### Data supplied

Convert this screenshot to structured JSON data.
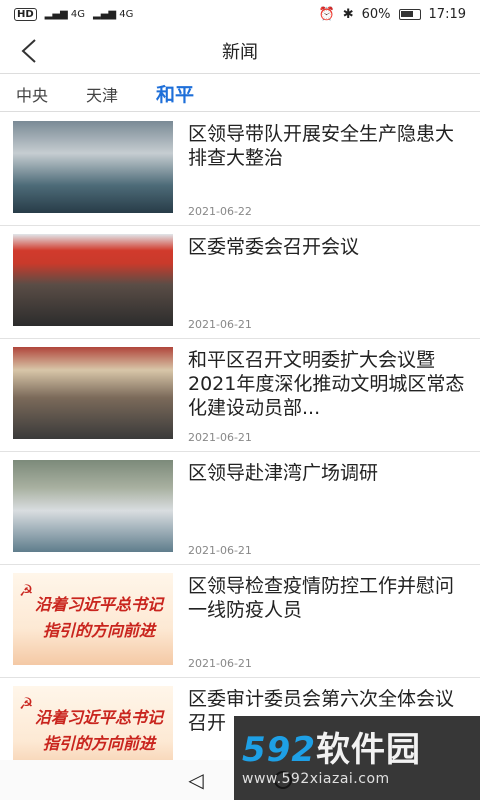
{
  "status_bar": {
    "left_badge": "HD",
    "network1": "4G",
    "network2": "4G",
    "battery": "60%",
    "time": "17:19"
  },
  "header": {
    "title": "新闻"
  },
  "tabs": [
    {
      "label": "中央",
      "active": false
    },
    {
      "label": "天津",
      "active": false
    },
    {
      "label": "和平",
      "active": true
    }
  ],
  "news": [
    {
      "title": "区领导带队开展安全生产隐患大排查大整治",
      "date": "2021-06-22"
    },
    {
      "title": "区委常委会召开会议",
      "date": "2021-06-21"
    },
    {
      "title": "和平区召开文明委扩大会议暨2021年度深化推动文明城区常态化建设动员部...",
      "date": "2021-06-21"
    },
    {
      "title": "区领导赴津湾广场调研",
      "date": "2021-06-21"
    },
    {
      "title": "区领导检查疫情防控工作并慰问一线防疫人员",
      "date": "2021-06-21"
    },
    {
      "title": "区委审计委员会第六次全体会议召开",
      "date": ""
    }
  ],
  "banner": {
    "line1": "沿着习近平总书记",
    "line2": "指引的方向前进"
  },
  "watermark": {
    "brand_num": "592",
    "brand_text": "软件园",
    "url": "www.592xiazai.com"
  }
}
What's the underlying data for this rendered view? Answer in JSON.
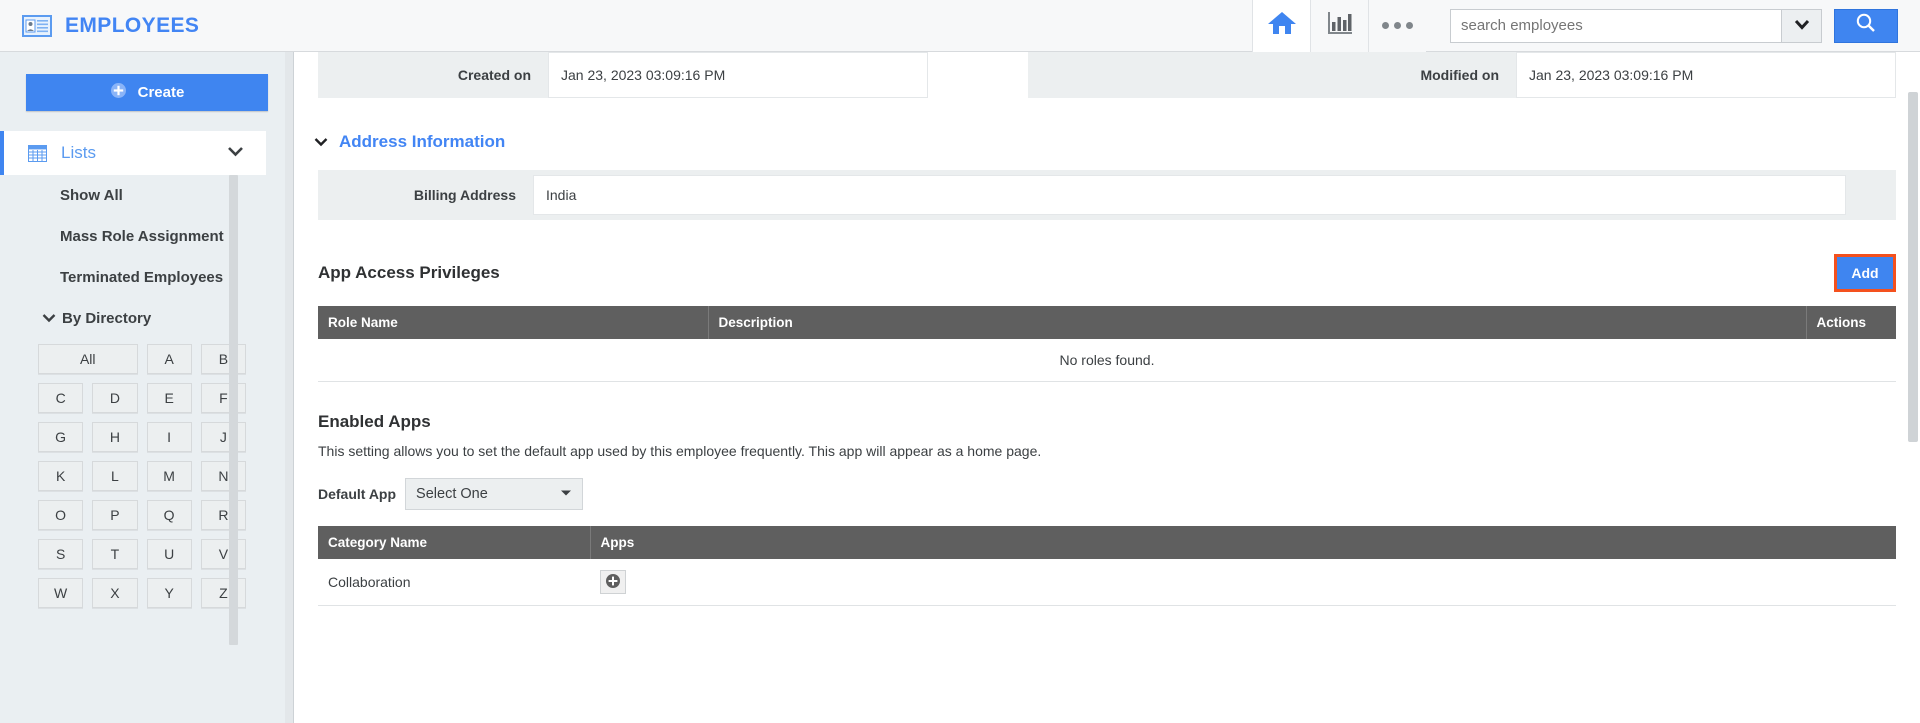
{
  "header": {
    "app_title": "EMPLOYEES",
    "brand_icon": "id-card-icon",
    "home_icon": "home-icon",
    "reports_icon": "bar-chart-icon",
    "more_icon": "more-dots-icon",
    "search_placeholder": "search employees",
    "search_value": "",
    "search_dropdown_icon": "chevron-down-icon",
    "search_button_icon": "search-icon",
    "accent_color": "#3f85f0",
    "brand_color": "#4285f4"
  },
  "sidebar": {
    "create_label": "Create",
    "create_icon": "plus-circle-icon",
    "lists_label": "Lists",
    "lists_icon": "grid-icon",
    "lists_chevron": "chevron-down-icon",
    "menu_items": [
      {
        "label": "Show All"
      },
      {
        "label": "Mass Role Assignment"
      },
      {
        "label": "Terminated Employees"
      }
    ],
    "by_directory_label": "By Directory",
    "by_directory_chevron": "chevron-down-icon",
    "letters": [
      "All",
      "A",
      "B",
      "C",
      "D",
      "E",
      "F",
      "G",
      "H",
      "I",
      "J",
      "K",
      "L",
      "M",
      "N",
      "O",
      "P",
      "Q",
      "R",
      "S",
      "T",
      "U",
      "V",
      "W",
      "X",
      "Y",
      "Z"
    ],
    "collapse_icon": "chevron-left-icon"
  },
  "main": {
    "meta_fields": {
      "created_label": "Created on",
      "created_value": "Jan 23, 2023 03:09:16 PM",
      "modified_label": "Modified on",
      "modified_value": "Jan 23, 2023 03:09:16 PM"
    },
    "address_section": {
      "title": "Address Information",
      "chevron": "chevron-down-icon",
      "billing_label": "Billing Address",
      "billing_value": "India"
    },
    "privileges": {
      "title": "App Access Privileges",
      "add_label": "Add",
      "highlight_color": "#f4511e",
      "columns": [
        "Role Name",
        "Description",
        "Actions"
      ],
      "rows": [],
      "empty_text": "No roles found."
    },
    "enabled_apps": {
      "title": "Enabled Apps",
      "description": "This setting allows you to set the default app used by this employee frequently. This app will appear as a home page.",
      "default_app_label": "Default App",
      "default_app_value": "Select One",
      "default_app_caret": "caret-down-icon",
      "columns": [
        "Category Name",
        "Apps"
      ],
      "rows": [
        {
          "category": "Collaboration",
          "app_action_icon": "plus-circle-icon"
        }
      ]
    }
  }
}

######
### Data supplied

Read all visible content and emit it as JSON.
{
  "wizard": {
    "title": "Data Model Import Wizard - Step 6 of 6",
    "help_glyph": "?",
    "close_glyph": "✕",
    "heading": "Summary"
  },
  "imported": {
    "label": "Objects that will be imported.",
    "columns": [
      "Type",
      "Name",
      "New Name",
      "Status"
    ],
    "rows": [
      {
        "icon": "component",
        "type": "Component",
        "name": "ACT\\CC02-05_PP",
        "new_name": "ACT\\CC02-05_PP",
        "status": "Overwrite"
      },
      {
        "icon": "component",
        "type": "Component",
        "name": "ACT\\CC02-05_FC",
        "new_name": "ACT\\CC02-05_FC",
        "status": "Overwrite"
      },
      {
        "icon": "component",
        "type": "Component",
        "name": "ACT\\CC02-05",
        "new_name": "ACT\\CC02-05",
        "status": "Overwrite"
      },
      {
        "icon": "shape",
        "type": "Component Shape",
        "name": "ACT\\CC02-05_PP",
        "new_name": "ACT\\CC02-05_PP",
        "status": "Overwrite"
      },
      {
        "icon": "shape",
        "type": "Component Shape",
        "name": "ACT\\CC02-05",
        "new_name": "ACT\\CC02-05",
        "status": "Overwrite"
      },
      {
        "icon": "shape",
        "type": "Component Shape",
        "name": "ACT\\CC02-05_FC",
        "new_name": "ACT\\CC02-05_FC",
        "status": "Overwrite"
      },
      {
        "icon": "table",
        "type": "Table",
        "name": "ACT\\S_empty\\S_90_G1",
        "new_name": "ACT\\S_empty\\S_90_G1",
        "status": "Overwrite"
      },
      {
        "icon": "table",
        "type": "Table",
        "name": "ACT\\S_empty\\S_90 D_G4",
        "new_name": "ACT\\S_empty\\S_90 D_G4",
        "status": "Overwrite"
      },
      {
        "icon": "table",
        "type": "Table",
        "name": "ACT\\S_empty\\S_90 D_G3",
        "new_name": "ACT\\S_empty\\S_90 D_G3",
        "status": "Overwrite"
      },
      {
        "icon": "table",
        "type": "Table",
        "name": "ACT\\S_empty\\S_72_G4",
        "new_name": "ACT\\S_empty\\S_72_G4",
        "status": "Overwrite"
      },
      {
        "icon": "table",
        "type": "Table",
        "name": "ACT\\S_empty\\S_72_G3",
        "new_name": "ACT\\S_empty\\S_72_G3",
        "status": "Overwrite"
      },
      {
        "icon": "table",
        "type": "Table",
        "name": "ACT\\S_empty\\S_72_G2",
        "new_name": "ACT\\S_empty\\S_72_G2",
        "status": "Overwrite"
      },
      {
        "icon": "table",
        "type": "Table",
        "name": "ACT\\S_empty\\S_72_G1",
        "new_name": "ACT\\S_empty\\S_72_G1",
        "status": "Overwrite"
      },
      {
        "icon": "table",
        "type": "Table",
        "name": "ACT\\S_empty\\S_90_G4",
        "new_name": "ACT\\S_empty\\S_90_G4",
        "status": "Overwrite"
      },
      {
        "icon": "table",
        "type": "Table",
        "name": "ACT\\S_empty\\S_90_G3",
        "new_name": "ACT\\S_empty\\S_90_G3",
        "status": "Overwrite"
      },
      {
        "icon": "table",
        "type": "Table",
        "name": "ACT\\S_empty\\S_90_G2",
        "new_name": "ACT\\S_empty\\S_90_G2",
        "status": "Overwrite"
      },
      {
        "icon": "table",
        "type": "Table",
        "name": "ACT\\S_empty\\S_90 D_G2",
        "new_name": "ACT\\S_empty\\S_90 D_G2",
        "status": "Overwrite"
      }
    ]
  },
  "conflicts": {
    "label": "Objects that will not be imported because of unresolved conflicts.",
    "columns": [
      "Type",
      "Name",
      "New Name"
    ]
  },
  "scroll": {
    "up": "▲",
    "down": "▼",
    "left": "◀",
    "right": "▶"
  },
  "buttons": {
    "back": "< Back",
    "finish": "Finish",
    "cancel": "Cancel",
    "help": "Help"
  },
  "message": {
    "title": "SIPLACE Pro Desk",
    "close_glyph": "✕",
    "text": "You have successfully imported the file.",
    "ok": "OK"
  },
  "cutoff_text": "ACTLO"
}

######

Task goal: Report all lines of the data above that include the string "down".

The answer:
    "search_dropdown_icon": "chevron-down-icon",
    "lists_chevron": "chevron-down-icon",
    "by_directory_chevron": "chevron-down-icon",
      "chevron": "chevron-down-icon",
      "default_app_caret": "caret-down-icon",
    "down": "▼",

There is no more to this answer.